Microsoft is devoting significant marketing dollars to building buzz around its Kin mobile devices, but apparently teens and twenty-somethings still aren't interested in what Kin brings to the table.
Best Buy, which sells the Kin One and Kin Two, has already lopped $50 off the price of both devices, Engadget reported earlier this week. For customers that sign up for a new two-year Verizon Wireless contract, Best Buy is offering Kin One for free and Kin Two for $50.
Best Buy's offer actually undercuts Verizon Wireless, which is selling the Kin One for $50 and the Kin Two for $100 when paired with a two-year service contract.
Kin One's retail price is $330 and Kin Two retails for $430. Both devices are made by Sharp and are also embossed with the Windows Phone and Verizon brands.
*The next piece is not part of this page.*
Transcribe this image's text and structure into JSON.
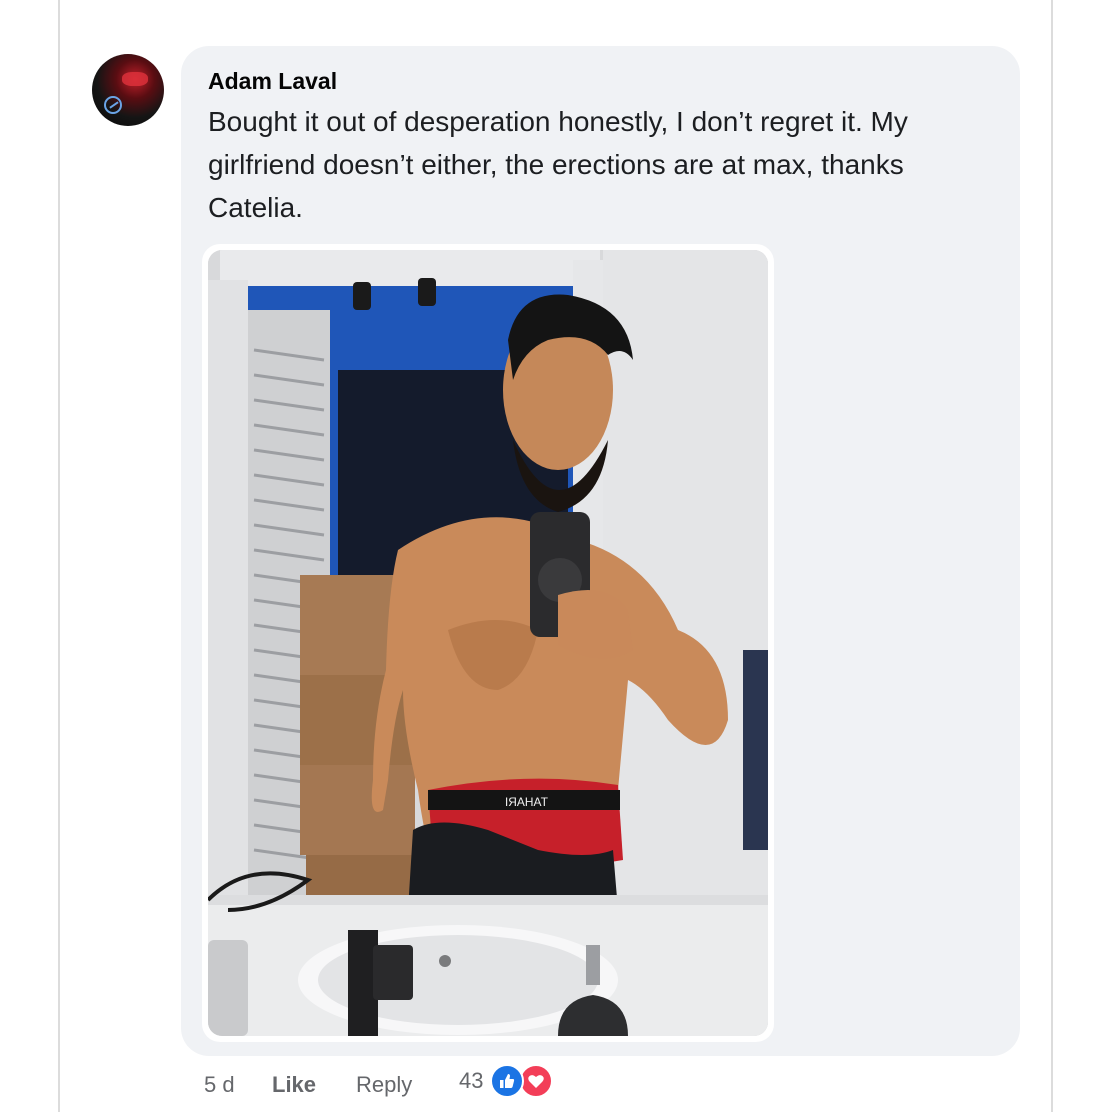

Microsoft has been credited for bringing a unique, edgy approach to its social networking-oriented Kin devices. And features like Kin Studio, which consists of a Web page and cloud-based storage for all photos, videos, and texts created with Kin devices, laid out in timeline format, have also been well received.
However, the $30 monthly data plan Verizon requires for Kin remains the biggest obstacle to its success. Both Microsoft and Kin have defended the data plan requirement on the grounds that Kin devices are prolific at content creation and include cloud-based storage that's been carried over from the Sidekick.
Still, in the market Microsoft is aiming for, Kin's overall costs might be a deal-breaker.
"In terms of its demographic appeal, pricing for the standard Verizon data plan doesn’t seem like a good match with the intended market," said Andrew Brust, chief of new technology for twentysix New York, a Microsoft solution provider in New York City.
Added Brust: "It’s good that the devices are cheap, but if the service pricing isn’t comparable to feature-phone voice and text plans now, then I think it misses its mark."
But Kin's problems run deeper than just pricing: User reviews on Verizon's Kin Web pages are largely negative and include recurring complaints about battery life, keyboard design and buggy performance. Users are also grumbling about Kin's lack of GPS, calendar and calculator, as well as the absence of an application marketplace.
Like so many aspects of Microsoft's mobile strategy these days, Microsoft says it will address Kin's deficiencies at some point the future. Microsoft says it plans to eventually merge Kin with Windows Phone 7, which would bring third party application support to devices. But at this point, the company isn't saying when that will happen.